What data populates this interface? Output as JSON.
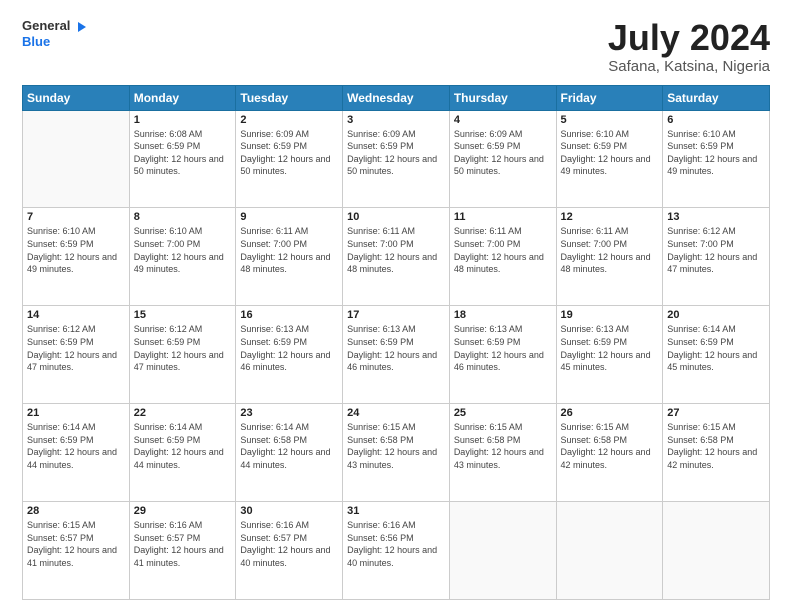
{
  "logo": {
    "line1": "General",
    "line2": "Blue"
  },
  "title": "July 2024",
  "subtitle": "Safana, Katsina, Nigeria",
  "weekdays": [
    "Sunday",
    "Monday",
    "Tuesday",
    "Wednesday",
    "Thursday",
    "Friday",
    "Saturday"
  ],
  "weeks": [
    [
      {
        "day": "",
        "sunrise": "",
        "sunset": "",
        "daylight": ""
      },
      {
        "day": "1",
        "sunrise": "Sunrise: 6:08 AM",
        "sunset": "Sunset: 6:59 PM",
        "daylight": "Daylight: 12 hours and 50 minutes."
      },
      {
        "day": "2",
        "sunrise": "Sunrise: 6:09 AM",
        "sunset": "Sunset: 6:59 PM",
        "daylight": "Daylight: 12 hours and 50 minutes."
      },
      {
        "day": "3",
        "sunrise": "Sunrise: 6:09 AM",
        "sunset": "Sunset: 6:59 PM",
        "daylight": "Daylight: 12 hours and 50 minutes."
      },
      {
        "day": "4",
        "sunrise": "Sunrise: 6:09 AM",
        "sunset": "Sunset: 6:59 PM",
        "daylight": "Daylight: 12 hours and 50 minutes."
      },
      {
        "day": "5",
        "sunrise": "Sunrise: 6:10 AM",
        "sunset": "Sunset: 6:59 PM",
        "daylight": "Daylight: 12 hours and 49 minutes."
      },
      {
        "day": "6",
        "sunrise": "Sunrise: 6:10 AM",
        "sunset": "Sunset: 6:59 PM",
        "daylight": "Daylight: 12 hours and 49 minutes."
      }
    ],
    [
      {
        "day": "7",
        "sunrise": "Sunrise: 6:10 AM",
        "sunset": "Sunset: 6:59 PM",
        "daylight": "Daylight: 12 hours and 49 minutes."
      },
      {
        "day": "8",
        "sunrise": "Sunrise: 6:10 AM",
        "sunset": "Sunset: 7:00 PM",
        "daylight": "Daylight: 12 hours and 49 minutes."
      },
      {
        "day": "9",
        "sunrise": "Sunrise: 6:11 AM",
        "sunset": "Sunset: 7:00 PM",
        "daylight": "Daylight: 12 hours and 48 minutes."
      },
      {
        "day": "10",
        "sunrise": "Sunrise: 6:11 AM",
        "sunset": "Sunset: 7:00 PM",
        "daylight": "Daylight: 12 hours and 48 minutes."
      },
      {
        "day": "11",
        "sunrise": "Sunrise: 6:11 AM",
        "sunset": "Sunset: 7:00 PM",
        "daylight": "Daylight: 12 hours and 48 minutes."
      },
      {
        "day": "12",
        "sunrise": "Sunrise: 6:11 AM",
        "sunset": "Sunset: 7:00 PM",
        "daylight": "Daylight: 12 hours and 48 minutes."
      },
      {
        "day": "13",
        "sunrise": "Sunrise: 6:12 AM",
        "sunset": "Sunset: 7:00 PM",
        "daylight": "Daylight: 12 hours and 47 minutes."
      }
    ],
    [
      {
        "day": "14",
        "sunrise": "Sunrise: 6:12 AM",
        "sunset": "Sunset: 6:59 PM",
        "daylight": "Daylight: 12 hours and 47 minutes."
      },
      {
        "day": "15",
        "sunrise": "Sunrise: 6:12 AM",
        "sunset": "Sunset: 6:59 PM",
        "daylight": "Daylight: 12 hours and 47 minutes."
      },
      {
        "day": "16",
        "sunrise": "Sunrise: 6:13 AM",
        "sunset": "Sunset: 6:59 PM",
        "daylight": "Daylight: 12 hours and 46 minutes."
      },
      {
        "day": "17",
        "sunrise": "Sunrise: 6:13 AM",
        "sunset": "Sunset: 6:59 PM",
        "daylight": "Daylight: 12 hours and 46 minutes."
      },
      {
        "day": "18",
        "sunrise": "Sunrise: 6:13 AM",
        "sunset": "Sunset: 6:59 PM",
        "daylight": "Daylight: 12 hours and 46 minutes."
      },
      {
        "day": "19",
        "sunrise": "Sunrise: 6:13 AM",
        "sunset": "Sunset: 6:59 PM",
        "daylight": "Daylight: 12 hours and 45 minutes."
      },
      {
        "day": "20",
        "sunrise": "Sunrise: 6:14 AM",
        "sunset": "Sunset: 6:59 PM",
        "daylight": "Daylight: 12 hours and 45 minutes."
      }
    ],
    [
      {
        "day": "21",
        "sunrise": "Sunrise: 6:14 AM",
        "sunset": "Sunset: 6:59 PM",
        "daylight": "Daylight: 12 hours and 44 minutes."
      },
      {
        "day": "22",
        "sunrise": "Sunrise: 6:14 AM",
        "sunset": "Sunset: 6:59 PM",
        "daylight": "Daylight: 12 hours and 44 minutes."
      },
      {
        "day": "23",
        "sunrise": "Sunrise: 6:14 AM",
        "sunset": "Sunset: 6:58 PM",
        "daylight": "Daylight: 12 hours and 44 minutes."
      },
      {
        "day": "24",
        "sunrise": "Sunrise: 6:15 AM",
        "sunset": "Sunset: 6:58 PM",
        "daylight": "Daylight: 12 hours and 43 minutes."
      },
      {
        "day": "25",
        "sunrise": "Sunrise: 6:15 AM",
        "sunset": "Sunset: 6:58 PM",
        "daylight": "Daylight: 12 hours and 43 minutes."
      },
      {
        "day": "26",
        "sunrise": "Sunrise: 6:15 AM",
        "sunset": "Sunset: 6:58 PM",
        "daylight": "Daylight: 12 hours and 42 minutes."
      },
      {
        "day": "27",
        "sunrise": "Sunrise: 6:15 AM",
        "sunset": "Sunset: 6:58 PM",
        "daylight": "Daylight: 12 hours and 42 minutes."
      }
    ],
    [
      {
        "day": "28",
        "sunrise": "Sunrise: 6:15 AM",
        "sunset": "Sunset: 6:57 PM",
        "daylight": "Daylight: 12 hours and 41 minutes."
      },
      {
        "day": "29",
        "sunrise": "Sunrise: 6:16 AM",
        "sunset": "Sunset: 6:57 PM",
        "daylight": "Daylight: 12 hours and 41 minutes."
      },
      {
        "day": "30",
        "sunrise": "Sunrise: 6:16 AM",
        "sunset": "Sunset: 6:57 PM",
        "daylight": "Daylight: 12 hours and 40 minutes."
      },
      {
        "day": "31",
        "sunrise": "Sunrise: 6:16 AM",
        "sunset": "Sunset: 6:56 PM",
        "daylight": "Daylight: 12 hours and 40 minutes."
      },
      {
        "day": "",
        "sunrise": "",
        "sunset": "",
        "daylight": ""
      },
      {
        "day": "",
        "sunrise": "",
        "sunset": "",
        "daylight": ""
      },
      {
        "day": "",
        "sunrise": "",
        "sunset": "",
        "daylight": ""
      }
    ]
  ]
}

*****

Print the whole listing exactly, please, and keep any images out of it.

What data populates this interface? Output as JSON.
{
  "logo": {
    "line1": "General",
    "line2": "Blue"
  },
  "title": "July 2024",
  "subtitle": "Safana, Katsina, Nigeria",
  "weekdays": [
    "Sunday",
    "Monday",
    "Tuesday",
    "Wednesday",
    "Thursday",
    "Friday",
    "Saturday"
  ],
  "weeks": [
    [
      {
        "day": "",
        "sunrise": "",
        "sunset": "",
        "daylight": ""
      },
      {
        "day": "1",
        "sunrise": "Sunrise: 6:08 AM",
        "sunset": "Sunset: 6:59 PM",
        "daylight": "Daylight: 12 hours and 50 minutes."
      },
      {
        "day": "2",
        "sunrise": "Sunrise: 6:09 AM",
        "sunset": "Sunset: 6:59 PM",
        "daylight": "Daylight: 12 hours and 50 minutes."
      },
      {
        "day": "3",
        "sunrise": "Sunrise: 6:09 AM",
        "sunset": "Sunset: 6:59 PM",
        "daylight": "Daylight: 12 hours and 50 minutes."
      },
      {
        "day": "4",
        "sunrise": "Sunrise: 6:09 AM",
        "sunset": "Sunset: 6:59 PM",
        "daylight": "Daylight: 12 hours and 50 minutes."
      },
      {
        "day": "5",
        "sunrise": "Sunrise: 6:10 AM",
        "sunset": "Sunset: 6:59 PM",
        "daylight": "Daylight: 12 hours and 49 minutes."
      },
      {
        "day": "6",
        "sunrise": "Sunrise: 6:10 AM",
        "sunset": "Sunset: 6:59 PM",
        "daylight": "Daylight: 12 hours and 49 minutes."
      }
    ],
    [
      {
        "day": "7",
        "sunrise": "Sunrise: 6:10 AM",
        "sunset": "Sunset: 6:59 PM",
        "daylight": "Daylight: 12 hours and 49 minutes."
      },
      {
        "day": "8",
        "sunrise": "Sunrise: 6:10 AM",
        "sunset": "Sunset: 7:00 PM",
        "daylight": "Daylight: 12 hours and 49 minutes."
      },
      {
        "day": "9",
        "sunrise": "Sunrise: 6:11 AM",
        "sunset": "Sunset: 7:00 PM",
        "daylight": "Daylight: 12 hours and 48 minutes."
      },
      {
        "day": "10",
        "sunrise": "Sunrise: 6:11 AM",
        "sunset": "Sunset: 7:00 PM",
        "daylight": "Daylight: 12 hours and 48 minutes."
      },
      {
        "day": "11",
        "sunrise": "Sunrise: 6:11 AM",
        "sunset": "Sunset: 7:00 PM",
        "daylight": "Daylight: 12 hours and 48 minutes."
      },
      {
        "day": "12",
        "sunrise": "Sunrise: 6:11 AM",
        "sunset": "Sunset: 7:00 PM",
        "daylight": "Daylight: 12 hours and 48 minutes."
      },
      {
        "day": "13",
        "sunrise": "Sunrise: 6:12 AM",
        "sunset": "Sunset: 7:00 PM",
        "daylight": "Daylight: 12 hours and 47 minutes."
      }
    ],
    [
      {
        "day": "14",
        "sunrise": "Sunrise: 6:12 AM",
        "sunset": "Sunset: 6:59 PM",
        "daylight": "Daylight: 12 hours and 47 minutes."
      },
      {
        "day": "15",
        "sunrise": "Sunrise: 6:12 AM",
        "sunset": "Sunset: 6:59 PM",
        "daylight": "Daylight: 12 hours and 47 minutes."
      },
      {
        "day": "16",
        "sunrise": "Sunrise: 6:13 AM",
        "sunset": "Sunset: 6:59 PM",
        "daylight": "Daylight: 12 hours and 46 minutes."
      },
      {
        "day": "17",
        "sunrise": "Sunrise: 6:13 AM",
        "sunset": "Sunset: 6:59 PM",
        "daylight": "Daylight: 12 hours and 46 minutes."
      },
      {
        "day": "18",
        "sunrise": "Sunrise: 6:13 AM",
        "sunset": "Sunset: 6:59 PM",
        "daylight": "Daylight: 12 hours and 46 minutes."
      },
      {
        "day": "19",
        "sunrise": "Sunrise: 6:13 AM",
        "sunset": "Sunset: 6:59 PM",
        "daylight": "Daylight: 12 hours and 45 minutes."
      },
      {
        "day": "20",
        "sunrise": "Sunrise: 6:14 AM",
        "sunset": "Sunset: 6:59 PM",
        "daylight": "Daylight: 12 hours and 45 minutes."
      }
    ],
    [
      {
        "day": "21",
        "sunrise": "Sunrise: 6:14 AM",
        "sunset": "Sunset: 6:59 PM",
        "daylight": "Daylight: 12 hours and 44 minutes."
      },
      {
        "day": "22",
        "sunrise": "Sunrise: 6:14 AM",
        "sunset": "Sunset: 6:59 PM",
        "daylight": "Daylight: 12 hours and 44 minutes."
      },
      {
        "day": "23",
        "sunrise": "Sunrise: 6:14 AM",
        "sunset": "Sunset: 6:58 PM",
        "daylight": "Daylight: 12 hours and 44 minutes."
      },
      {
        "day": "24",
        "sunrise": "Sunrise: 6:15 AM",
        "sunset": "Sunset: 6:58 PM",
        "daylight": "Daylight: 12 hours and 43 minutes."
      },
      {
        "day": "25",
        "sunrise": "Sunrise: 6:15 AM",
        "sunset": "Sunset: 6:58 PM",
        "daylight": "Daylight: 12 hours and 43 minutes."
      },
      {
        "day": "26",
        "sunrise": "Sunrise: 6:15 AM",
        "sunset": "Sunset: 6:58 PM",
        "daylight": "Daylight: 12 hours and 42 minutes."
      },
      {
        "day": "27",
        "sunrise": "Sunrise: 6:15 AM",
        "sunset": "Sunset: 6:58 PM",
        "daylight": "Daylight: 12 hours and 42 minutes."
      }
    ],
    [
      {
        "day": "28",
        "sunrise": "Sunrise: 6:15 AM",
        "sunset": "Sunset: 6:57 PM",
        "daylight": "Daylight: 12 hours and 41 minutes."
      },
      {
        "day": "29",
        "sunrise": "Sunrise: 6:16 AM",
        "sunset": "Sunset: 6:57 PM",
        "daylight": "Daylight: 12 hours and 41 minutes."
      },
      {
        "day": "30",
        "sunrise": "Sunrise: 6:16 AM",
        "sunset": "Sunset: 6:57 PM",
        "daylight": "Daylight: 12 hours and 40 minutes."
      },
      {
        "day": "31",
        "sunrise": "Sunrise: 6:16 AM",
        "sunset": "Sunset: 6:56 PM",
        "daylight": "Daylight: 12 hours and 40 minutes."
      },
      {
        "day": "",
        "sunrise": "",
        "sunset": "",
        "daylight": ""
      },
      {
        "day": "",
        "sunrise": "",
        "sunset": "",
        "daylight": ""
      },
      {
        "day": "",
        "sunrise": "",
        "sunset": "",
        "daylight": ""
      }
    ]
  ]
}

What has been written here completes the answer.